# Data supplied:

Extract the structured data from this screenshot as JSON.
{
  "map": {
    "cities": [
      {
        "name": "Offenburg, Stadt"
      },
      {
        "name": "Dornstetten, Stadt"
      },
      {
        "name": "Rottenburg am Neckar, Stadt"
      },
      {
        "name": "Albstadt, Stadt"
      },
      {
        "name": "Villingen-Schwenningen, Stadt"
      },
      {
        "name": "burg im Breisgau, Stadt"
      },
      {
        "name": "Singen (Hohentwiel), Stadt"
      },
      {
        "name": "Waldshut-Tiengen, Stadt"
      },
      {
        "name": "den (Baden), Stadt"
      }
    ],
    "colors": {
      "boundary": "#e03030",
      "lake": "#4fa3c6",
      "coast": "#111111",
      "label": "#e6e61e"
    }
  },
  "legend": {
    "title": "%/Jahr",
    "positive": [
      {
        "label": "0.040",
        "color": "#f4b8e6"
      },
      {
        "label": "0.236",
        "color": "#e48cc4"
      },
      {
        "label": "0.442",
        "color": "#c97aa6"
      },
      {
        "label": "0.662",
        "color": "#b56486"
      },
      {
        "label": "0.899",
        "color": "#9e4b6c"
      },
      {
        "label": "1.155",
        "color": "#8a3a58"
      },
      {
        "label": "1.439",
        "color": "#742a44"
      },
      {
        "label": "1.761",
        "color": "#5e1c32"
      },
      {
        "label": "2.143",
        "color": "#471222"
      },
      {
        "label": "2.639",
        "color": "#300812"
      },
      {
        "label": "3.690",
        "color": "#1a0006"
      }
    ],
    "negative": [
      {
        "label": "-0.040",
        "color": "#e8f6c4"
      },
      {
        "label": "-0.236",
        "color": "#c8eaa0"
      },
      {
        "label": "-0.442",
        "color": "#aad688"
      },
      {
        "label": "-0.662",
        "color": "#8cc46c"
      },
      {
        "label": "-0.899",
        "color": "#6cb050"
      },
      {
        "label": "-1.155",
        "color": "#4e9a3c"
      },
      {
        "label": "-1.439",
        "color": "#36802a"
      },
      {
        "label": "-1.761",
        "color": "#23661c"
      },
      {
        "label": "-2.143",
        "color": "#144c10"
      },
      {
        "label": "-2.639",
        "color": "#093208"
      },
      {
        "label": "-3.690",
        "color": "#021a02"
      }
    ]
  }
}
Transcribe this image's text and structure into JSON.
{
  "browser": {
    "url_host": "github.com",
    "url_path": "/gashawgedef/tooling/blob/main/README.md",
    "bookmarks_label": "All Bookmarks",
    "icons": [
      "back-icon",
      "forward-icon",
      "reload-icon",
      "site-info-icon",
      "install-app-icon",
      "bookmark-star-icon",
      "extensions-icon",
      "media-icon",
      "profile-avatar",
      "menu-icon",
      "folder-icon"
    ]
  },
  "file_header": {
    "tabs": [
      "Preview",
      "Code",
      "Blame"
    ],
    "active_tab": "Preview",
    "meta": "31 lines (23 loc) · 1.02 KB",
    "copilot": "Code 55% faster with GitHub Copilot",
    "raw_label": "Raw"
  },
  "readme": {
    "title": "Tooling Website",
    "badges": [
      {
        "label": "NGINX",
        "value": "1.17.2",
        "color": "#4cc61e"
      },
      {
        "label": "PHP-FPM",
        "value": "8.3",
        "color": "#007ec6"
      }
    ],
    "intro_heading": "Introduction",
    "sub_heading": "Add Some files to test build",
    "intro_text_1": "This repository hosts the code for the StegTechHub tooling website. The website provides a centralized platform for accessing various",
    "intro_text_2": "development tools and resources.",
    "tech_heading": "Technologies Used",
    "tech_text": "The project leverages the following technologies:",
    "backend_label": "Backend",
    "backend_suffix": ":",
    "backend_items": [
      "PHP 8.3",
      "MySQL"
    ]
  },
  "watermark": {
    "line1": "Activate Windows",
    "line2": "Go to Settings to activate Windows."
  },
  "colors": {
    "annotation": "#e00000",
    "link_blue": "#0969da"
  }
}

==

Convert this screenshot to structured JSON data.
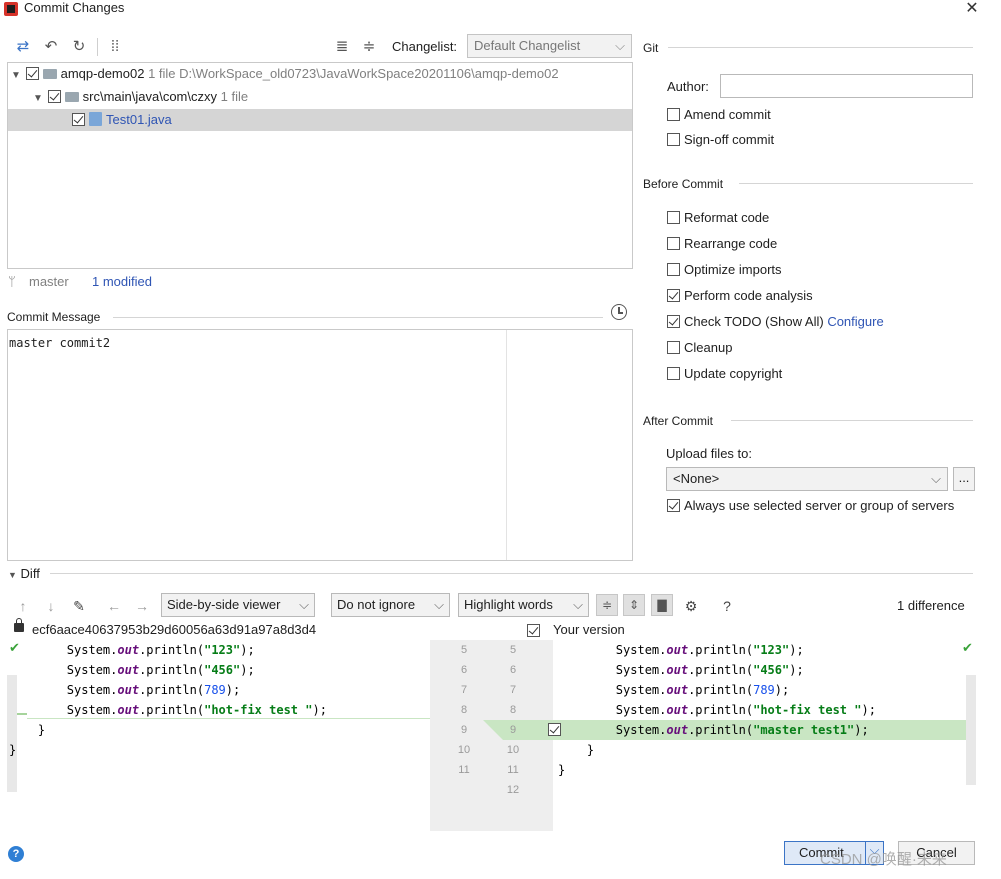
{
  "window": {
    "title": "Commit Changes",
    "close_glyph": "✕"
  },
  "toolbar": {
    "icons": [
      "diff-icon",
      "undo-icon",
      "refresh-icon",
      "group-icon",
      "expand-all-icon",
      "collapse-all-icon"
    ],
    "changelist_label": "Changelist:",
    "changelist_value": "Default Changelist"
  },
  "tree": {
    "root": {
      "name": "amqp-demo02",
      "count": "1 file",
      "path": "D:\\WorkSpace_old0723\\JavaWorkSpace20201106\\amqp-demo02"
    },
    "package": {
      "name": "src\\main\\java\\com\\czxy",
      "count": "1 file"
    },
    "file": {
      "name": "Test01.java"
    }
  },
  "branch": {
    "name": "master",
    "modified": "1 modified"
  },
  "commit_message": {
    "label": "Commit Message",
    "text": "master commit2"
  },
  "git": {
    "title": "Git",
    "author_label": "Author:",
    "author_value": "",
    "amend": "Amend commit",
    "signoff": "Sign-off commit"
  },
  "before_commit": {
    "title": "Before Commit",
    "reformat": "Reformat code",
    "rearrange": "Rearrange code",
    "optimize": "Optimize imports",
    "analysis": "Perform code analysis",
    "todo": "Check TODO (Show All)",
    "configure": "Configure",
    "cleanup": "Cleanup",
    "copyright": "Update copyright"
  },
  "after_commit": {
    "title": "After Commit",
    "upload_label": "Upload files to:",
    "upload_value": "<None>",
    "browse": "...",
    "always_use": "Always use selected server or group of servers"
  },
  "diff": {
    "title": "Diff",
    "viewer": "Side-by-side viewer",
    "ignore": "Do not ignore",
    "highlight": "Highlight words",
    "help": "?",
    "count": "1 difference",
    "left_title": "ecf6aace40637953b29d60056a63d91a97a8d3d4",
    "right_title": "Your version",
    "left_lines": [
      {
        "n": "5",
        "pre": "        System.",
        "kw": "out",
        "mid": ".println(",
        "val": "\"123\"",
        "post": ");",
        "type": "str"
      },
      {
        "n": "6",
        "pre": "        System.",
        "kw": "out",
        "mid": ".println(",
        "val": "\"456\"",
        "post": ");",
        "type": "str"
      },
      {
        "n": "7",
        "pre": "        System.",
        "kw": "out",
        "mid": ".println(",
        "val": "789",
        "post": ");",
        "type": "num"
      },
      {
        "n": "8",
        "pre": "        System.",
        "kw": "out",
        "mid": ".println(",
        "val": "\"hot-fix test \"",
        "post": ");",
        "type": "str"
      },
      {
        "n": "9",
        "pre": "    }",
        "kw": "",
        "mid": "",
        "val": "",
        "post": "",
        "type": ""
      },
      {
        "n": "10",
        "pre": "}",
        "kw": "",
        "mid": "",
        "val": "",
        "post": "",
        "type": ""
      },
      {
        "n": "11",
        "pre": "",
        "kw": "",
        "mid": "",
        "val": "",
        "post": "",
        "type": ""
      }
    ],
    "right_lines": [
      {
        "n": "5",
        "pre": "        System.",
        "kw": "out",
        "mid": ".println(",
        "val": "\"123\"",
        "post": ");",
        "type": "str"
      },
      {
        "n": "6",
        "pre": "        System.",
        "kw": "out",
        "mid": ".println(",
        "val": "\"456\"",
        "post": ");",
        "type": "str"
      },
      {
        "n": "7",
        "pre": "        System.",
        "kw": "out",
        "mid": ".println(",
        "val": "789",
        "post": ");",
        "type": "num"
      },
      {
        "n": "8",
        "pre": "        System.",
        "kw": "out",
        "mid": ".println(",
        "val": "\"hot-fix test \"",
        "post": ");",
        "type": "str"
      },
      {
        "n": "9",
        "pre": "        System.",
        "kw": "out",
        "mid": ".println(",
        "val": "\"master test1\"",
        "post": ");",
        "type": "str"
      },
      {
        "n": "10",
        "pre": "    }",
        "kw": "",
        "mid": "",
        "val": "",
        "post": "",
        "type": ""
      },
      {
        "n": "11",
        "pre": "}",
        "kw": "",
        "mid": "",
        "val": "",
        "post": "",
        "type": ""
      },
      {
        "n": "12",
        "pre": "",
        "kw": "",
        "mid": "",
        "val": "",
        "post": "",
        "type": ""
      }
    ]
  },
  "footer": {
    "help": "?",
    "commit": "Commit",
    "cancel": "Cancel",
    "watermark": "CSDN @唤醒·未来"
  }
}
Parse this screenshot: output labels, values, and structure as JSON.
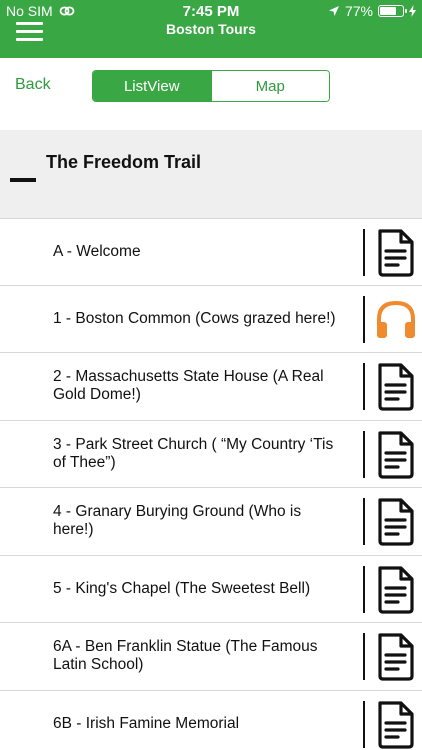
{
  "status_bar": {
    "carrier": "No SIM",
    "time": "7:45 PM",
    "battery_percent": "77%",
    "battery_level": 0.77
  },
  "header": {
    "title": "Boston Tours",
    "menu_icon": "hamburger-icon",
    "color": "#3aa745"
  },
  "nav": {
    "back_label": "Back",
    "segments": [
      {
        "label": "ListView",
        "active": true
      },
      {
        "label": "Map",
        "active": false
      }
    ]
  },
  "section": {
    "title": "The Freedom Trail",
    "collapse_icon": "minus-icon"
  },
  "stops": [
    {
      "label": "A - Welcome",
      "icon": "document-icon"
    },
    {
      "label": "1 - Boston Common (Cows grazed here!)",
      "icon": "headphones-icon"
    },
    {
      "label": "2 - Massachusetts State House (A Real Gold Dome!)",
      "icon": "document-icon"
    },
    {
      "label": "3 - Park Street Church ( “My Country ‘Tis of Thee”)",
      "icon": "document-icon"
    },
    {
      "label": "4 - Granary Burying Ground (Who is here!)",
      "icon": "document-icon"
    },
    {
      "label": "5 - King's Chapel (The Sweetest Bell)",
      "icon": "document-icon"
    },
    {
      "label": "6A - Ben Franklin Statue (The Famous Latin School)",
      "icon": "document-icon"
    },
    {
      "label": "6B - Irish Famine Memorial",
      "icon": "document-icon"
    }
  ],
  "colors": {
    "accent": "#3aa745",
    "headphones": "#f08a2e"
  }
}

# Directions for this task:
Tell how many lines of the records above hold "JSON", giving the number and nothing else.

# Result for this task:
4